Sandy Park duly erupted as the hosts pulled two converted scores clear. The Tigers, visibly shaken by the quick one-two from their rivals, looked to counter, but it would be to no avail. Indeed, the Chiefs were unlucky not to add a third try on 67 minutes when White capitalised on more loose play from the visitors. As the Aussie twice hacked forward following Sam Simmonds' hefty collision in the build-up, he won the subsequent foot race to the line to dot down.
Referee Maxwell-Keys immediately wanted to check the impact of Simmonds and following a quick conflab with TV match official Geoff Warren, it was deemed the England international had knocked the ball forward in the tackle, meaning the score was chalked off much to the derision of many inside Sandy Park.
Undeterred, the Chiefs continued to pile forward and with their bench added a fresh zest for life in the final quarter, it came as no surprise when they added a third try with ten minutes remaining, a slick handling move creating the opening out side for Jonny Hill to squeeze over in the left corner.
Job done and dusted, the only real thing left to achieve for the Chiefs was to try and secure the all-important bonus point with a fourth try. This they duly did - like the week previous at Northampton - with the final move of the game, the forwards combining as one to send Yeandle over for his second try in as many games.
In truth, it was the perfect finale to 2017. Now, the objective is to go even better in 2018, starting with their first assignment at Newcastle in a week's time.

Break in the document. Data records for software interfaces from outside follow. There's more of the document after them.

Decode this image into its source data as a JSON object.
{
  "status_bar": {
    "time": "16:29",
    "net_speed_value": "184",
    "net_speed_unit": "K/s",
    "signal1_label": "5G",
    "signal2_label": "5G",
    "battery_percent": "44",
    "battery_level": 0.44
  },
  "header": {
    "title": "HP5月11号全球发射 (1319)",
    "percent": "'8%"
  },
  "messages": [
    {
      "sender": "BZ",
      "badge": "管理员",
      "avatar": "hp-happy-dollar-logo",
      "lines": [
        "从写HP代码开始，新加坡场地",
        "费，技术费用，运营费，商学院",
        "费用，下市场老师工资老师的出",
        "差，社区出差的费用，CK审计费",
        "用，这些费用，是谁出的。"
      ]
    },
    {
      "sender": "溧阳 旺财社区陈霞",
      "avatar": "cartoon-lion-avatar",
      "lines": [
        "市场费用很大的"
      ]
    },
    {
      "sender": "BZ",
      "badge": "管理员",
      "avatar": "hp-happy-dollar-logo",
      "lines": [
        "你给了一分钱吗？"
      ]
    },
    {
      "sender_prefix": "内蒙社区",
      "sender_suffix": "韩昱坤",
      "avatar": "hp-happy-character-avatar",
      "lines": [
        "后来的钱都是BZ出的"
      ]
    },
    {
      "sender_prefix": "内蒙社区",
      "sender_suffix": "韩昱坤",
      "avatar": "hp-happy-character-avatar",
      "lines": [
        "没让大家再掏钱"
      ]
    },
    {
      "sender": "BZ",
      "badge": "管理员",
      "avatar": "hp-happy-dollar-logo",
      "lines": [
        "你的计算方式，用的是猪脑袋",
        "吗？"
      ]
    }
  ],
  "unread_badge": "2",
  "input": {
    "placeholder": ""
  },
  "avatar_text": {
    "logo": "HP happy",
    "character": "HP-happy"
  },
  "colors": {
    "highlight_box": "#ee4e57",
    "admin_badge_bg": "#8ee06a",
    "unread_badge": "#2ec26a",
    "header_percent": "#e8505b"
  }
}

Exeter Chiefs: L Turner; J Nowell (J Short 76), H Slade, S Hill, O Woodburn; G Steenson (capt, I Whitten 67), W Chudley (N White 54); A Hepburn (C Rimmer 65), L Cowan-Dickie (J Yeandle 8), H Williams (T Francis 59); S Skinner, J Hill; D Ewers (S Simmonds 54), D Armand, T Waldrom (M Lees 54).
Tries - Armand, Slade, J Hill, Yeandle; Conversions - Steenson (2); Penalties - Slade, Steenson
Leicester Tigers: J May; N Malouf, M Tuilagi (J Ford 76), M Toomua, A Thompstone (M Tait 72); G Ford (capt), B Youngs (S Harrison 69), L Mulipola (K Traynor 72), T Polota-Nau (T Youngs 54-67), D Cole (C Baumann 75); M Fitzgerald (H Wells 61), G Kitchener; M Williams (V Mapapalangi 61), L Hamilton, S Kalamafoni.
Penalties - G Ford (2)
Referee: C Maxwell-Keys